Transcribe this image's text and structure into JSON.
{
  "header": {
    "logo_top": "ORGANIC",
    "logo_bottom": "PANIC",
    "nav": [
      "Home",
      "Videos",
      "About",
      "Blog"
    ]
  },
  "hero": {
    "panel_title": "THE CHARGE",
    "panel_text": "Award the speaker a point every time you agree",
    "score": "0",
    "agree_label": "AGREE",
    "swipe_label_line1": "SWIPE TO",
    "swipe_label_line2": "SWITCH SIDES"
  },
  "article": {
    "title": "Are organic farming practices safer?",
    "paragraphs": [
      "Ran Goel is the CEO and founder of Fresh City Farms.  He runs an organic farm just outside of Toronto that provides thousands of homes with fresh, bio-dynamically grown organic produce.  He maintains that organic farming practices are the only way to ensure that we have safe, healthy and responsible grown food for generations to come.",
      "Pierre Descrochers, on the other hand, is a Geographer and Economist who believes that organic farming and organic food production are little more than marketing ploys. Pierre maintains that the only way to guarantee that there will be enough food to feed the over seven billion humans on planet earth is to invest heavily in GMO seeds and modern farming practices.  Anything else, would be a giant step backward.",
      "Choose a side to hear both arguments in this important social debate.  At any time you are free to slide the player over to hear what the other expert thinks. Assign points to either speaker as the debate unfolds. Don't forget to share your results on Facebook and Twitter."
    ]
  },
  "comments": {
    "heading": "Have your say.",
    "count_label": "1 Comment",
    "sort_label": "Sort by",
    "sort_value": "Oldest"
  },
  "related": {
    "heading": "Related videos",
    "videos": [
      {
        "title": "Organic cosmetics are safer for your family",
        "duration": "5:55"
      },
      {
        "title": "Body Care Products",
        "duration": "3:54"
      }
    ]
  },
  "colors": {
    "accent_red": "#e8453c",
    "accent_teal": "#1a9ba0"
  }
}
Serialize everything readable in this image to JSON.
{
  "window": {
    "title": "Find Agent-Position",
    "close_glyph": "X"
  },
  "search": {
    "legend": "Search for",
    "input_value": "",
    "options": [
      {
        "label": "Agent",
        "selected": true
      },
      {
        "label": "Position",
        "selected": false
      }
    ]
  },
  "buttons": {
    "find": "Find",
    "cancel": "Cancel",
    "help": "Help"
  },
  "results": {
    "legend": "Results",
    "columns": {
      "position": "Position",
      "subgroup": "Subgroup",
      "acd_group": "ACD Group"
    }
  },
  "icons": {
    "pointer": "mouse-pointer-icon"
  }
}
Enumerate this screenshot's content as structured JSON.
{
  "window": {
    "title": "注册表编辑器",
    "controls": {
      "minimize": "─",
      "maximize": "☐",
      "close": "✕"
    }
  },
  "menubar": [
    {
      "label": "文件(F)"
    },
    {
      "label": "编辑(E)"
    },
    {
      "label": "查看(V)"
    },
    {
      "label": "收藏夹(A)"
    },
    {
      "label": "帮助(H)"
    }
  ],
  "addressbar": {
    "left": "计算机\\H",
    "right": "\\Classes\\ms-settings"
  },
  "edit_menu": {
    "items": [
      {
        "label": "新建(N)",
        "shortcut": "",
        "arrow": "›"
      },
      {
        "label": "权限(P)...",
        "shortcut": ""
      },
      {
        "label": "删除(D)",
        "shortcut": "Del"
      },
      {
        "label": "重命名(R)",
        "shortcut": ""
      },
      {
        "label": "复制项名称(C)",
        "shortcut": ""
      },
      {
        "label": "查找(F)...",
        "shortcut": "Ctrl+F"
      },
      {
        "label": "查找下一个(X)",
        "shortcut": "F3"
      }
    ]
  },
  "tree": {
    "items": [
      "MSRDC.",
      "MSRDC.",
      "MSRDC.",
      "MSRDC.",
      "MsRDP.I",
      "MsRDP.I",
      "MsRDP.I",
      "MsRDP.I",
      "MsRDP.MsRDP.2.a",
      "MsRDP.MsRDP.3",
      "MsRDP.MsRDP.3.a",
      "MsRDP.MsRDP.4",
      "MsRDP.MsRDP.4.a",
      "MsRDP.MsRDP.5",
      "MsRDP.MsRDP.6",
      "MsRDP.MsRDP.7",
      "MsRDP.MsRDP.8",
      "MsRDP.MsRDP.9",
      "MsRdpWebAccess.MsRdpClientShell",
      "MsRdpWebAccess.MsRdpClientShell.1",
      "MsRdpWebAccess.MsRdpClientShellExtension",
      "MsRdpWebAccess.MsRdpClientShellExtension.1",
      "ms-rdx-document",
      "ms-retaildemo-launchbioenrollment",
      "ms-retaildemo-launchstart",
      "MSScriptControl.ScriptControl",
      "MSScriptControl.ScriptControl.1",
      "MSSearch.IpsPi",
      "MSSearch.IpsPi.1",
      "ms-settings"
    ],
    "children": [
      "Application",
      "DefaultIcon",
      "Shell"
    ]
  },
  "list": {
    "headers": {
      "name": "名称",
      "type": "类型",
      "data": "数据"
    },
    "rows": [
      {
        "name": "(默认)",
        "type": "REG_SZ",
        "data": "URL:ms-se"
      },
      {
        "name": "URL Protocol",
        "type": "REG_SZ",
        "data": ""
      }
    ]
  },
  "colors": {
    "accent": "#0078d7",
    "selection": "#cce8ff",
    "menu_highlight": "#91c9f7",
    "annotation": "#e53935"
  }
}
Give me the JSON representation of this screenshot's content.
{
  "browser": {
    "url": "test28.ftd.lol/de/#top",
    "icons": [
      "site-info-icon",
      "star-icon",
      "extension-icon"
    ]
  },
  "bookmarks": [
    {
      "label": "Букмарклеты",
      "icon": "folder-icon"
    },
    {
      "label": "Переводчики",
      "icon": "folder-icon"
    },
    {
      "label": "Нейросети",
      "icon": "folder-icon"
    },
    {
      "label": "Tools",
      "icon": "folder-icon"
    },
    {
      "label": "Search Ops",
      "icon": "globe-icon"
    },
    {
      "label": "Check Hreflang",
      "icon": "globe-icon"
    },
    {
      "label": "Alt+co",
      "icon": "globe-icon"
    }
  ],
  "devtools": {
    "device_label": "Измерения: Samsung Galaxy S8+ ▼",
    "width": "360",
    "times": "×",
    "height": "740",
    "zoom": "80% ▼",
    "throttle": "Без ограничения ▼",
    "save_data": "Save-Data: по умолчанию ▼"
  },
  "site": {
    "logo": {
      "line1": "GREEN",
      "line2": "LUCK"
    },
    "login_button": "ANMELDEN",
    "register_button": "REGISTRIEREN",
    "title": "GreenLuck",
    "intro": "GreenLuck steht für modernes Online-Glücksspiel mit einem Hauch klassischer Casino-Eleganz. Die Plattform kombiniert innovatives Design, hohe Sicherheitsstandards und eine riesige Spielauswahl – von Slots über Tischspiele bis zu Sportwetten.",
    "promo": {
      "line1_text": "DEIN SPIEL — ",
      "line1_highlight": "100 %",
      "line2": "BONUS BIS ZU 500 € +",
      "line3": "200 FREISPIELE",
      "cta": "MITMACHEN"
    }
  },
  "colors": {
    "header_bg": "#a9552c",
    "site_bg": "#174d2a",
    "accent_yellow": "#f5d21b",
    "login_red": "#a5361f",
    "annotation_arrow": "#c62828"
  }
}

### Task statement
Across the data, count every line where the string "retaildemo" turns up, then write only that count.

### Expected output
2